Growth stresses in amorphous SiO2 scales formed during SiC fiber oxidation were calculated. A numerical method using Deal-Grove oxidation kinetics and shear-stress dependent SiO2 viscosity was used. Initial compressive stresses in SiO2 of ∼25 GPa from the 2.2× oxidation volume expansion rapidly relaxes. At >1200°C, viscous flow of amorphous SiO2 further relaxes stress to negligible levels. At 700° - 900°C, axial and hoop stress at the GPa level persist in SiO2 near the SiC-SiO2 interface. Radial expansion of the scale causes hoop stress to become tensile, and axial stresses are driven to tensile values by the Poisson effect. These tensile stresses can be >1 GPa for thick scales formed at lower temperatures on surfaces with high curvature. Approximate analytical expressions for growth stress are discussed. Effects of viscosity variation as well as other assumptions and limitations of the calculation method are discussed.
There is currently no information regarding the genetic diversity of HPV-6 variants circulating in South Africa. The aim of this study was to determine the HPV-6 variants affecting patients with recurrent respiratory papillomatosis, to determine whether mutations correlate with disease severity and identify molecular determinants of virulence with prognostic relevance. HPV-6 variants were identified based on genome changes within the 712-991 bp region encompassing the non-coding region (URR) of the genome, with variations in length resulting from insertions and duplications, and the 453-bp gene encoding the E6 protein. Based on manual comparison of sequence data from the URR, the isolates were identified as HPV-6a and HPV-6vc variants. Three novel HPV-6 variants were identified: one based on a mutation in the E6 region; two based on changes in the URR including a unique substitution detected in three isolates and an insertion and 170-bp duplication in the URR genome in one patient, who had clinical features of severe disease.
The genetically unrelated chick strains Hy-1 and Hy-2, which have been strongly selected for growth rate, both exhibit hyperplasia of the lens epithelium. These two strains and a control strain N, not selected for growth rate, were compared with respect to incorporation of 3H-thymidine and 14C-uridine by freshly excised lenses in culture at different times throughout a 24-h period. The levels of incorporation of label into the lens cells were found to vary according to the time of day. The pattern of diurnal variation in both thymidine and uridine incorporation was found to be strain specific. Hy-1 and Hy-2 showed a greater degree of synchrony than did normal (N) lenses, and the frequency of the peaks of incorporation was also higher. Autoradiography confirmed that only lens epithelium incorporates thymidine during culture and that the number of labelled nuclei depends on the time of day when the lenses were explanted. These data point to genetic control of the cell cycle.
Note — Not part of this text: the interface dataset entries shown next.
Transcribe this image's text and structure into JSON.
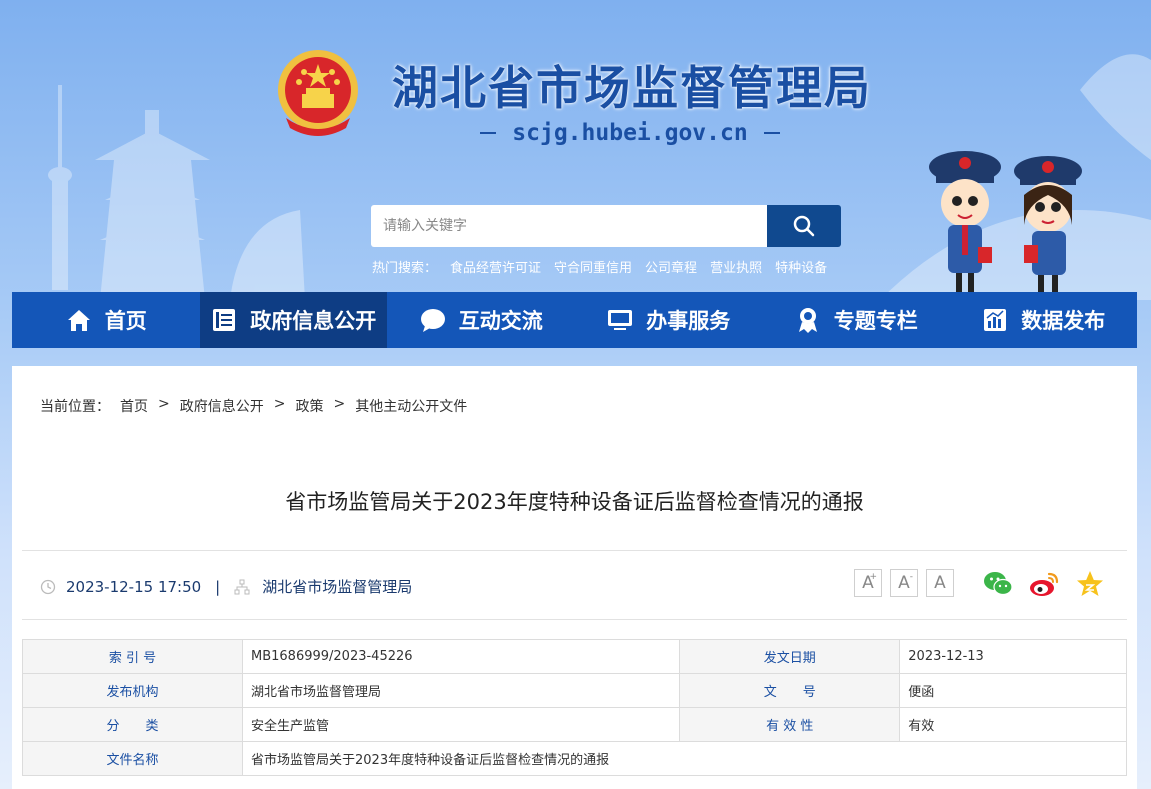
{
  "header": {
    "site_title": "湖北省市场监督管理局",
    "site_domain": "scjg.hubei.gov.cn"
  },
  "search": {
    "placeholder": "请输入关键字",
    "hot_label": "热门搜索：",
    "hot_terms": [
      "食品经营许可证",
      "守合同重信用",
      "公司章程",
      "营业执照",
      "特种设备"
    ]
  },
  "nav": {
    "items": [
      {
        "label": "首页",
        "icon": "home-icon"
      },
      {
        "label": "政府信息公开",
        "icon": "document-icon"
      },
      {
        "label": "互动交流",
        "icon": "chat-bubble-icon"
      },
      {
        "label": "办事服务",
        "icon": "monitor-icon"
      },
      {
        "label": "专题专栏",
        "icon": "award-icon"
      },
      {
        "label": "数据发布",
        "icon": "chart-icon"
      }
    ],
    "active_index": 1
  },
  "breadcrumb": {
    "prefix": "当前位置：",
    "items": [
      "首页",
      "政府信息公开",
      "政策",
      "其他主动公开文件"
    ],
    "separator": ">"
  },
  "article": {
    "title": "省市场监管局关于2023年度特种设备证后监督检查情况的通报",
    "datetime": "2023-12-15 17:50",
    "separator": "|",
    "publisher": "湖北省市场监督管理局"
  },
  "font_size_controls": {
    "increase": "A",
    "decrease": "A",
    "reset": "A"
  },
  "share": [
    "wechat-icon",
    "weibo-icon",
    "favorite-star-icon"
  ],
  "info_table": {
    "index_label": "索 引 号",
    "index_value": "MB1686999/2023-45226",
    "date_label": "发文日期",
    "date_value": "2023-12-13",
    "org_label": "发布机构",
    "org_value": "湖北省市场监督管理局",
    "docno_label": "文　　号",
    "docno_value": "便函",
    "category_label": "分　　类",
    "category_value": "安全生产监管",
    "validity_label": "有 效 性",
    "validity_value": "有效",
    "name_label": "文件名称",
    "name_value": "省市场监管局关于2023年度特种设备证后监督检查情况的通报"
  },
  "colors": {
    "nav_bg": "#1456b8",
    "nav_active": "#0e3d84",
    "title_blue": "#1a4fa3",
    "search_btn": "#10498f"
  }
}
Atomic Force Microscopy (AFM) was employed to probe the internal structure of living HepG2/C3A cells grown on various commercially-available substrates. In order to understand the driving mechanisms behind the different cell morphologies, the surface properties of these substrates was characterized with AFM and related techniques. The roughness of a 10μm×10μm region of a series of substrates was determined and found to be independent of both coating and culture media, with the exception of thick hydrogel-like coatings. Probing with functionalized tips could not distinguish relative degrees of hydrophobicity under cell culture media, presumably because Debye shielding masks the substrate surfaces. Force spectroscopy was performed on the surfaces to determine exposed surface proteins/polymers intrinsic to the substrate and adsorbed from culture media. Preliminary investigation of cell-mediated substrate reconstruction suggests that the cells secrete large (1000kDa) polymeric molecules at the substrate interface.
Why photoreceptors turn over a portion of their photoreceptive
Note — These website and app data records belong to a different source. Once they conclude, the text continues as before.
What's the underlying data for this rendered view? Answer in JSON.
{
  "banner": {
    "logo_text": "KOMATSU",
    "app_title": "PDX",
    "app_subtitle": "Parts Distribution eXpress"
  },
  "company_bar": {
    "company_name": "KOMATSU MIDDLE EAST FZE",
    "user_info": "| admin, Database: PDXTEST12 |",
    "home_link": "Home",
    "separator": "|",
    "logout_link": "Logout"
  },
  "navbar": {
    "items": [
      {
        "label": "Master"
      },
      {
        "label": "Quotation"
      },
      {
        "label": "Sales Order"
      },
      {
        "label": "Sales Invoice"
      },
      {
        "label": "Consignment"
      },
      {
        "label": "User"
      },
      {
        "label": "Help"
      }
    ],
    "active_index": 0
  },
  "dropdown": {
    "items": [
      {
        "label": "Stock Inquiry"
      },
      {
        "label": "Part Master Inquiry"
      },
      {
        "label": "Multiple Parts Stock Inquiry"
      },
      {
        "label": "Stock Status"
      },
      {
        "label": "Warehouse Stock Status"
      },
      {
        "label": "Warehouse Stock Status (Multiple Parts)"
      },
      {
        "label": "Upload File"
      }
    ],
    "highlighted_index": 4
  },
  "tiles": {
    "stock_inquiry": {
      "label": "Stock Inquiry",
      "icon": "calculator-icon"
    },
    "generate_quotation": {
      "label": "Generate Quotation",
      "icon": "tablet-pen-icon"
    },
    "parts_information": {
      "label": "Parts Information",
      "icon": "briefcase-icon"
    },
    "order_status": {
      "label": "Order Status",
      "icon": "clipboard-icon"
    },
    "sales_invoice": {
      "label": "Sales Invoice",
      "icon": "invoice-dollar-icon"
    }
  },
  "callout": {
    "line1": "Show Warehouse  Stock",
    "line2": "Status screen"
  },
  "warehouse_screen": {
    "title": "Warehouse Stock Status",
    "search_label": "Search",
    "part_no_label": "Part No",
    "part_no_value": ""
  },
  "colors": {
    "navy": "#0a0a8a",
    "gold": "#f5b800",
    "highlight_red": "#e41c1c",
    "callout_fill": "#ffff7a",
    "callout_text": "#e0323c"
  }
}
membrane daily is not clear; however, failure to do so properly leads
to retinal degeneration in vertebrates and invertebrates. Little is
known about the molecular mechanisms that regulate shedding and renewal
of photoreceptive membrane. Photoreceptor cells in the lateral eye of
the horseshoe crab Limulus turn over their photoreceptive
membrane (rhabdom) in a brief, synchronous burst in response to dawn
each morning. Transient rhabdom shedding (TRS), the first phase of
rhabdom turnover in Limulus, is triggered by dawn, but
requires a minimum of 3–5 h of overnight priming from the central
circadian clock (Chamberlain & Barlow,
1984). We determined previously that the clock primes the
lateral eye for TRS using the neurotransmitter octopamine (OA) (Khadilkar et al., 2002), and report here that OA
primes the eye for TRS through a Gs-coupled, adenylate
cyclase (AC)/cyclic adenosine 3′,5′-monophosphate
(cAMP)/cAMP-dependent protein kinase (PKA) signaling cascade.
Long-term intraretinal injections (6–7 h @ 1.4 μl/min) of
the AC activator forskolin, or the cAMP analogs Sp-cAMP[S]
and 8-Br-cAMP primed the retina for TRS in eyes disconnected from the
circadian clock, and/or in intact eyes during the day when the
clock is quiescent. This suggests that OA primes the eye for TRS by
stimulating an AC-mediated rise in intracellular cAMP concentration
([cAMP]i). Co-injection of SQ 22,536, an AC
inhibitor, or the PKA inhibitors H-89 and PKI (14-22) with OA
effectively antagonized octopaminergic priming by reducing the number
of photoreceptors primed for TRS and the amount of rhabdom shed by
those photoreceptors compared with eyes treated with OA alone. Our data
suggest that OA primes the lateral eye for TRS in part through
long-term phosphorylation of a PKA substrate.
High-density MOS capacitors have been fabricated with ∼ 30 nF/mm2 specific capacitance on highly-doped Si-wafers with arrays of macropores with ∼ 2 μm diameter. Using the Bosch process  these pores were dry-etched to depths of ∼ 30 μm or more. The enlarged Si-surface thus obtained serves as a substrate for capacitors fabricated by fully MOS-compatible processing.
Wafers were fabricated with a top electrode of poly-Si and Al and ‘ONO’ (i.e. oxide / nitride / oxide) dielectric stacks showing 7–10 MV/cm electrical breakdown field and leakage < 1 nA/mm2 @ 20 V. These wafers were thinned to 380 μm and sawn into dies, representing 40 nF capacitors. Typically low loss factors such as ESR < 50 mΩ and ESL < 20 pH and resonance frequencies of ∼ 0.1 GHz were found for 40 nF capacitor dies. Next, 40 nF dies were mounted by wire bonding on Al2O3 or laminate substrate as supply-line decoupling capacitors in complete GSM power amplifier test modules. RF decoupling and transmission were measured and compared to identical test modules with conventional discrete ceramic capacitors. The MOS capacitors showed very efficient decoupling, resulting in superior signal stability as measured in the 0 – 1 GHz range (less noisy, free from oscillations).
The new capacitor is very suitable for integrated decoupling purposes, e.g. supply-line decoupling in RF wireless communication and analog and mixed-signal systems.